1)     Nonlinear behaviour. Straightforward upscaling has been successful for ideal, mostly linear systems, but not for intrinsically nonlinear systems. The latter, however, are much more relevant for most practical applications (e.g. plasticity and damage in materials, diffusiondriven microstructure evolution, stress-driven martensitic transformations, etc.).

2)     Defects. Elegant existing theories for perfect crystals (e.g. employing the Cauchy–Born rule) cannot be applied for real materials since they contain defects which, e.g., cause scattering of waves.

3)     Discreteness. Many phenomena are carried at the atomic scale or larger scales by subsequent discrete events. Under large deformations, plasticity with localized and intermittent dynamics occurs and cannot be understood without scale transitions.

4)     Interfaces and surfaces. Interfacial properties are governed by processes that are active in very small volumes, but strongly affect the overall behavior of many materials, in particular those with layered microstructures, or in granular materials, due to the peculiar interaction of dissipation in the bonded layers and (de-)adhesion at the interfaces.

5)     Non-affinity. In many systems, like granular materials or biophysical networks, the local

6)     motion of particles or domains is non-affine and there exists no theory that takes this into account on the macro-scale.

7)     Time-dependent behavior.

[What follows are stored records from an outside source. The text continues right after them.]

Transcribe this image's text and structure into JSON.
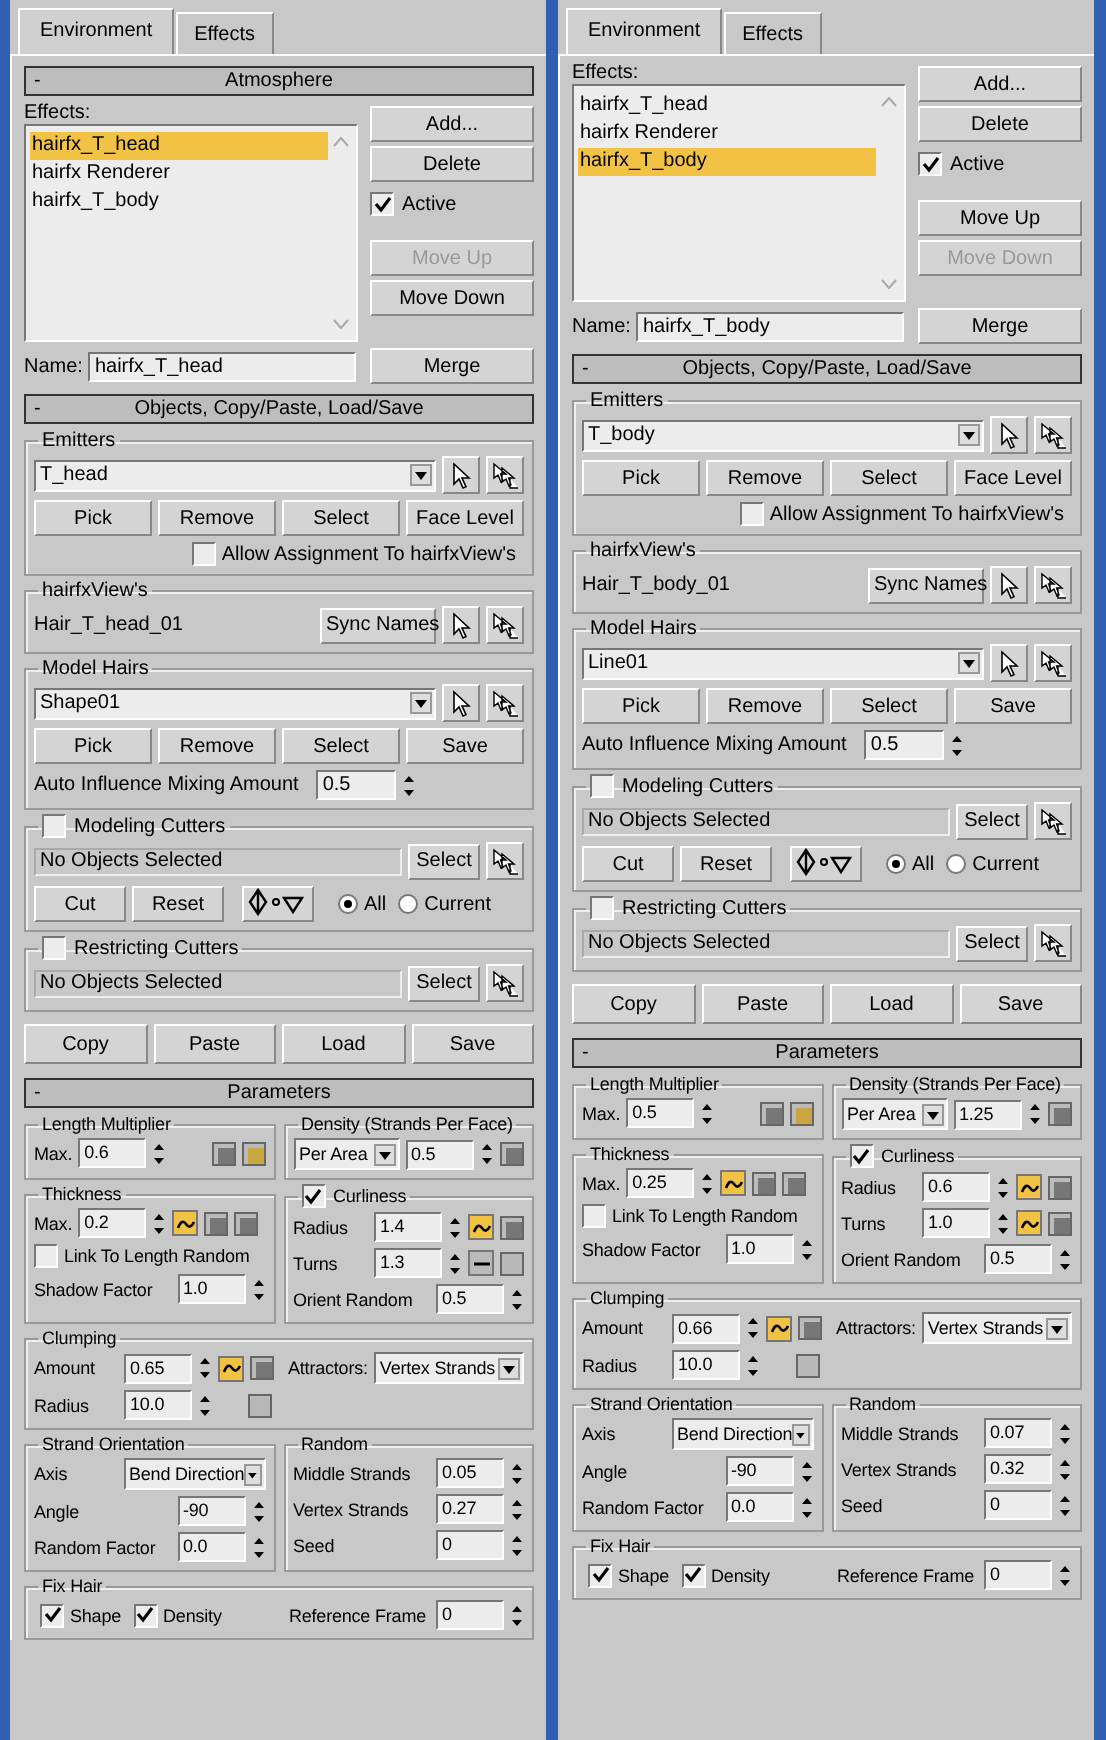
{
  "panels": [
    {
      "tabs": [
        {
          "label": "Environment",
          "selected": true
        },
        {
          "label": "Effects",
          "selected": false
        }
      ],
      "atmosphere": {
        "collapse": "-",
        "title": "Atmosphere"
      },
      "effects": {
        "label": "Effects:",
        "items": [
          {
            "label": "hairfx_T_head",
            "selected": true
          },
          {
            "label": "hairfx Renderer",
            "selected": false
          },
          {
            "label": "hairfx_T_body",
            "selected": false
          }
        ],
        "buttons": [
          {
            "label": "Add...",
            "disabled": false
          },
          {
            "label": "Delete",
            "disabled": false
          }
        ],
        "active": {
          "label": "Active",
          "checked": true
        },
        "move_buttons": [
          {
            "label": "Move Up",
            "disabled": true
          },
          {
            "label": "Move Down",
            "disabled": false
          }
        ],
        "name_label": "Name:",
        "name_value": "hairfx_T_head",
        "merge": "Merge"
      },
      "objects": {
        "collapse": "-",
        "title": "Objects, Copy/Paste, Load/Save",
        "emitters": {
          "title": "Emitters",
          "value": "T_head",
          "buttons": [
            "Pick",
            "Remove",
            "Select",
            "Face Level"
          ],
          "allow": {
            "label": "Allow Assignment To hairfxView's",
            "checked": false
          }
        },
        "hairview": {
          "title": "hairfxView's",
          "value": "Hair_T_head_01",
          "button": "Sync Names"
        },
        "model_hairs": {
          "title": "Model Hairs",
          "value": "Shape01",
          "buttons": [
            "Pick",
            "Remove",
            "Select",
            "Save"
          ],
          "mix_label": "Auto Influence Mixing Amount",
          "mix_value": "0.5"
        },
        "modeling_cutters": {
          "label": "Modeling Cutters",
          "checked": false,
          "status": "No Objects Selected",
          "select": "Select",
          "buttons": [
            "Cut",
            "Reset"
          ],
          "radios": [
            {
              "label": "All",
              "selected": true
            },
            {
              "label": "Current",
              "selected": false
            }
          ]
        },
        "restricting_cutters": {
          "label": "Restricting Cutters",
          "checked": false,
          "status": "No Objects Selected",
          "select": "Select"
        },
        "bottom_buttons": [
          "Copy",
          "Paste",
          "Load",
          "Save"
        ]
      },
      "parameters": {
        "collapse": "-",
        "title": "Parameters",
        "length": {
          "title": "Length Multiplier",
          "max_label": "Max.",
          "max": "0.6"
        },
        "density": {
          "title": "Density (Strands Per Face)",
          "mode": "Per Area",
          "value": "0.5"
        },
        "thickness": {
          "title": "Thickness",
          "max_label": "Max.",
          "max": "0.2",
          "curve_on": true,
          "link": {
            "label": "Link To Length Random",
            "checked": false
          },
          "shadow_label": "Shadow Factor",
          "shadow": "1.0"
        },
        "curliness": {
          "label": "Curliness",
          "checked": true,
          "rows": [
            {
              "label": "Radius",
              "value": "1.4",
              "curve_on": true
            },
            {
              "label": "Turns",
              "value": "1.3",
              "curve_on": false
            }
          ],
          "orient_label": "Orient Random",
          "orient": "0.5"
        },
        "clumping": {
          "title": "Clumping",
          "amount_label": "Amount",
          "amount": "0.65",
          "curve_on": true,
          "radius_label": "Radius",
          "radius": "10.0",
          "attractors_label": "Attractors:",
          "attractors": "Vertex Strands"
        },
        "orientation": {
          "title": "Strand Orientation",
          "axis_label": "Axis",
          "axis": "Bend Direction",
          "rows": [
            {
              "label": "Angle",
              "value": "-90"
            },
            {
              "label": "Random Factor",
              "value": "0.0"
            }
          ]
        },
        "random": {
          "title": "Random",
          "rows": [
            {
              "label": "Middle Strands",
              "value": "0.05"
            },
            {
              "label": "Vertex Strands",
              "value": "0.27"
            },
            {
              "label": "Seed",
              "value": "0"
            }
          ]
        },
        "fix_hair": {
          "title": "Fix Hair",
          "checks": [
            {
              "label": "Shape",
              "checked": true
            },
            {
              "label": "Density",
              "checked": true
            }
          ],
          "ref_label": "Reference Frame",
          "ref": "0"
        }
      }
    },
    {
      "tabs": [
        {
          "label": "Environment",
          "selected": true
        },
        {
          "label": "Effects",
          "selected": false
        }
      ],
      "effects": {
        "label": "Effects:",
        "items": [
          {
            "label": "hairfx_T_head",
            "selected": false
          },
          {
            "label": "hairfx Renderer",
            "selected": false
          },
          {
            "label": "hairfx_T_body",
            "selected": true
          }
        ],
        "buttons": [
          {
            "label": "Add...",
            "disabled": false
          },
          {
            "label": "Delete",
            "disabled": false
          }
        ],
        "active": {
          "label": "Active",
          "checked": true
        },
        "move_buttons": [
          {
            "label": "Move Up",
            "disabled": false
          },
          {
            "label": "Move Down",
            "disabled": true
          }
        ],
        "name_label": "Name:",
        "name_value": "hairfx_T_body",
        "merge": "Merge"
      },
      "objects": {
        "collapse": "-",
        "title": "Objects, Copy/Paste, Load/Save",
        "emitters": {
          "title": "Emitters",
          "value": "T_body",
          "buttons": [
            "Pick",
            "Remove",
            "Select",
            "Face Level"
          ],
          "allow": {
            "label": "Allow Assignment To hairfxView's",
            "checked": false
          }
        },
        "hairview": {
          "title": "hairfxView's",
          "value": "Hair_T_body_01",
          "button": "Sync Names"
        },
        "model_hairs": {
          "title": "Model Hairs",
          "value": "Line01",
          "buttons": [
            "Pick",
            "Remove",
            "Select",
            "Save"
          ],
          "mix_label": "Auto Influence Mixing Amount",
          "mix_value": "0.5"
        },
        "modeling_cutters": {
          "label": "Modeling Cutters",
          "checked": false,
          "status": "No Objects Selected",
          "select": "Select",
          "buttons": [
            "Cut",
            "Reset"
          ],
          "radios": [
            {
              "label": "All",
              "selected": true
            },
            {
              "label": "Current",
              "selected": false
            }
          ]
        },
        "restricting_cutters": {
          "label": "Restricting Cutters",
          "checked": false,
          "status": "No Objects Selected",
          "select": "Select"
        },
        "bottom_buttons": [
          "Copy",
          "Paste",
          "Load",
          "Save"
        ]
      },
      "parameters": {
        "collapse": "-",
        "title": "Parameters",
        "length": {
          "title": "Length Multiplier",
          "max_label": "Max.",
          "max": "0.5"
        },
        "density": {
          "title": "Density (Strands Per Face)",
          "mode": "Per Area",
          "value": "1.25"
        },
        "thickness": {
          "title": "Thickness",
          "max_label": "Max.",
          "max": "0.25",
          "curve_on": true,
          "link": {
            "label": "Link To Length Random",
            "checked": false
          },
          "shadow_label": "Shadow Factor",
          "shadow": "1.0"
        },
        "curliness": {
          "label": "Curliness",
          "checked": true,
          "rows": [
            {
              "label": "Radius",
              "value": "0.6",
              "curve_on": true
            },
            {
              "label": "Turns",
              "value": "1.0",
              "curve_on": true
            }
          ],
          "orient_label": "Orient Random",
          "orient": "0.5"
        },
        "clumping": {
          "title": "Clumping",
          "amount_label": "Amount",
          "amount": "0.66",
          "curve_on": true,
          "radius_label": "Radius",
          "radius": "10.0",
          "attractors_label": "Attractors:",
          "attractors": "Vertex Strands"
        },
        "orientation": {
          "title": "Strand Orientation",
          "axis_label": "Axis",
          "axis": "Bend Direction",
          "rows": [
            {
              "label": "Angle",
              "value": "-90"
            },
            {
              "label": "Random Factor",
              "value": "0.0"
            }
          ]
        },
        "random": {
          "title": "Random",
          "rows": [
            {
              "label": "Middle Strands",
              "value": "0.07"
            },
            {
              "label": "Vertex Strands",
              "value": "0.32"
            },
            {
              "label": "Seed",
              "value": "0"
            }
          ]
        },
        "fix_hair": {
          "title": "Fix Hair",
          "checks": [
            {
              "label": "Shape",
              "checked": true
            },
            {
              "label": "Density",
              "checked": true
            }
          ],
          "ref_label": "Reference Frame",
          "ref": "0"
        }
      }
    }
  ]
}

The prediction of the collective behavior of different phases, each with its own time-dependent behavior, requires proper scale transitions (e.g. upscaling viscoelastic effects in a multi-phase microstructure towards macroscopic time-dependent models).


Even though length scales are typically tightly coupled to the time scales of the physical processes taking place at that scale, current coarse-graining or homogenization procedures generally do not involve coarse-graining of time scales. Time scale transitions form the biggest challenge in the field by themselves: Discrete, fast events have to end in a coarse grained time-like approach that handles much larger time variations. A few statistical physics-based approaches have been proposed very recently in order to upscale quantities in space as well as in time, but these are limited to special cases.

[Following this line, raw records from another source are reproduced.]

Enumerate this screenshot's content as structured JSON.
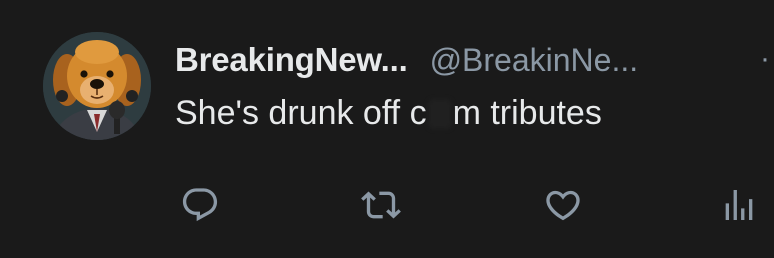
{
  "tweet": {
    "display_name": "BreakingNew...",
    "handle": "@BreakinNe...",
    "separator": "·",
    "text_before": "She's drunk off c",
    "text_after": "m tributes"
  },
  "actions": {
    "reply_icon": "reply-icon",
    "retweet_icon": "retweet-icon",
    "like_icon": "heart-icon",
    "views_icon": "views-icon"
  },
  "colors": {
    "background": "#1a1a1a",
    "primary_text": "#e7e9ea",
    "secondary_text": "#8b98a5"
  }
}
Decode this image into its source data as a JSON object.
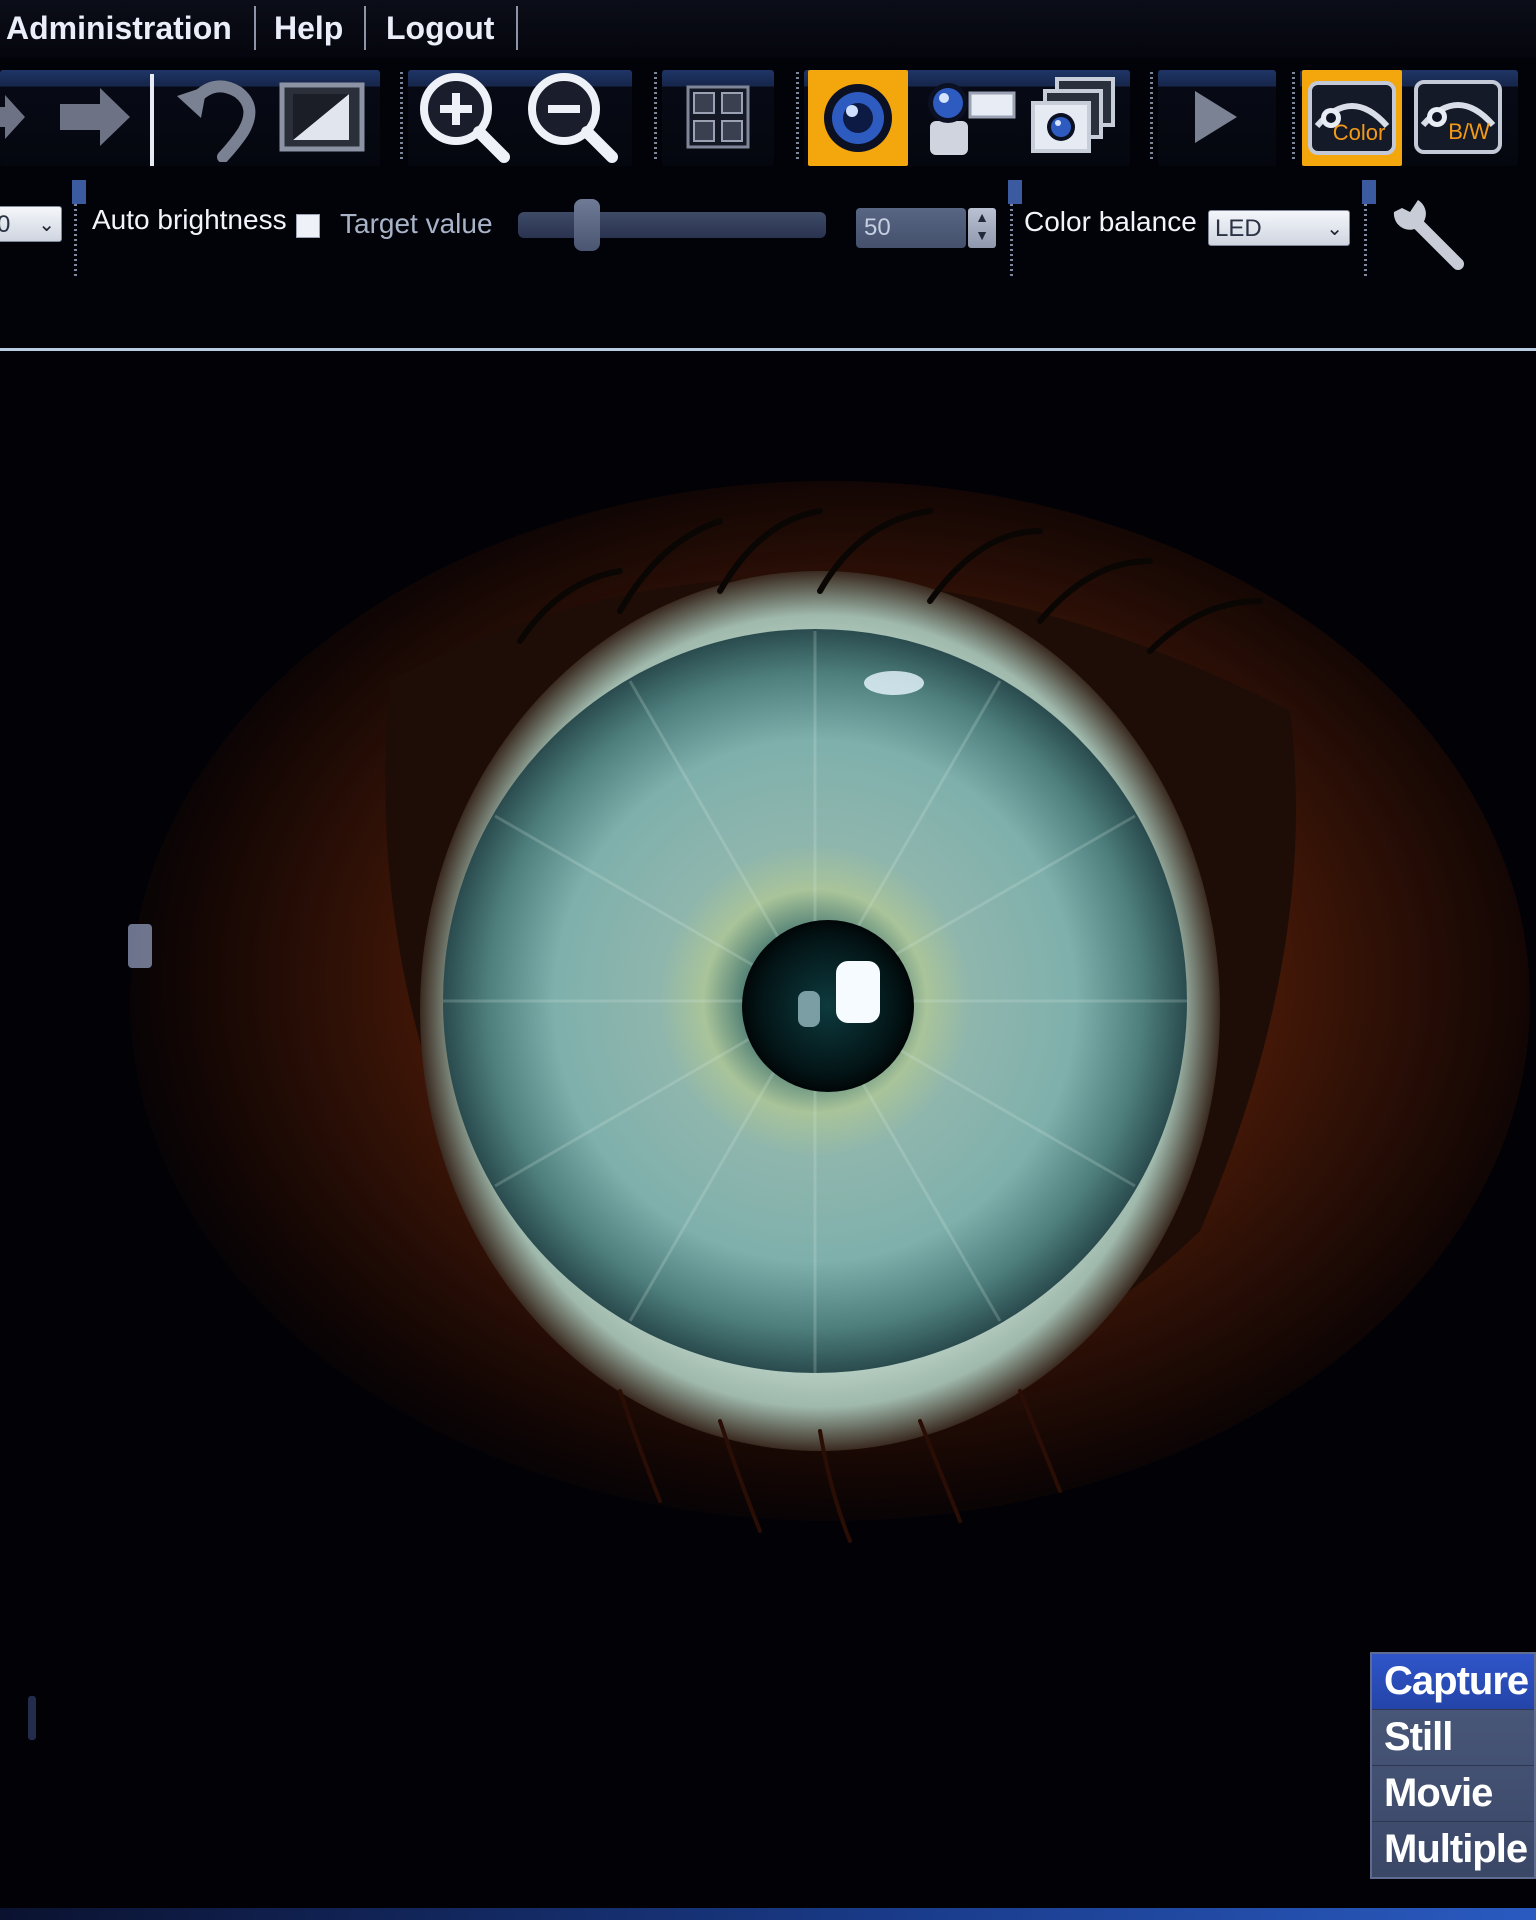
{
  "menu": {
    "items": [
      {
        "label": "Administration"
      },
      {
        "label": "Help"
      },
      {
        "label": "Logout"
      }
    ]
  },
  "toolbar": {
    "buttons": [
      {
        "icon": "back-arrow-icon",
        "state": "normal"
      },
      {
        "icon": "forward-arrow-icon",
        "state": "normal"
      },
      {
        "icon": "undo-icon",
        "state": "normal"
      },
      {
        "icon": "crop-frame-icon",
        "state": "normal"
      },
      {
        "icon": "zoom-in-icon",
        "state": "normal"
      },
      {
        "icon": "zoom-out-icon",
        "state": "normal"
      },
      {
        "icon": "grid-layout-icon",
        "state": "normal"
      },
      {
        "icon": "live-camera-icon",
        "state": "active"
      },
      {
        "icon": "camera-slide-icon",
        "state": "normal"
      },
      {
        "icon": "multi-capture-icon",
        "state": "normal"
      },
      {
        "icon": "play-icon",
        "state": "normal"
      },
      {
        "icon": "color-mode-icon",
        "label": "Color",
        "state": "active"
      },
      {
        "icon": "bw-mode-icon",
        "label": "B/W",
        "state": "normal"
      }
    ],
    "active_color": "#f3a70d"
  },
  "settings": {
    "left_select_value": "0",
    "auto_brightness_label": "Auto brightness",
    "auto_brightness_checked": false,
    "target_value_label": "Target value",
    "target_value_slider_fraction": 0.2,
    "target_value_input": "50",
    "color_balance_label": "Color balance",
    "color_balance_value": "LED",
    "settings_icon": "wrench-icon"
  },
  "viewport": {
    "content": "iris-image"
  },
  "capture_menu": {
    "header": "Capture",
    "items": [
      {
        "label": "Still"
      },
      {
        "label": "Movie"
      },
      {
        "label": "Multiple"
      }
    ]
  },
  "colors": {
    "rule": "#b7cbe3",
    "capture_header": "#2f55c9",
    "menu_text": "#e9eef8"
  }
}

Finally, very often, a physical phenomenon is governed by mechanisms at nested length or time scales (e.g. fracture). In that case, subsequent scale transitions are needed to go from the smallest relevant scale to the macroscopic scale via intermediate ones. The identification of the different scales of interest in this transition process is a challenge on its own.



In this workshop, we aim to identify (with daily focus) different approaches for

1. spatial scale transitions,

2. temporal scale transitions,

3. scale transitions with space-time interactions, and

4. transitions from discrete to continuous theories.


By inviting people from different disciplines like mathematics, physics, engineering and material science, we intend to identify and unravel generic concepts and methodologies that have been developed for certain classes of materials, processes and properties, offering a potential for other disciplines and applications as well.


One main goal of this workshop is thus to bring together researchers of all fields with a research focus on scale transitions, since the work on various materials is often done independently in different disciplines, and researchers do often not know each other across the fields. Many of the invited colleagues would typically know less than half of the other participants (cf. section Participation). On the other hand there is a clear consensus among all participants who agreed to attend that getting to know these colleagues and their work will be beneficial.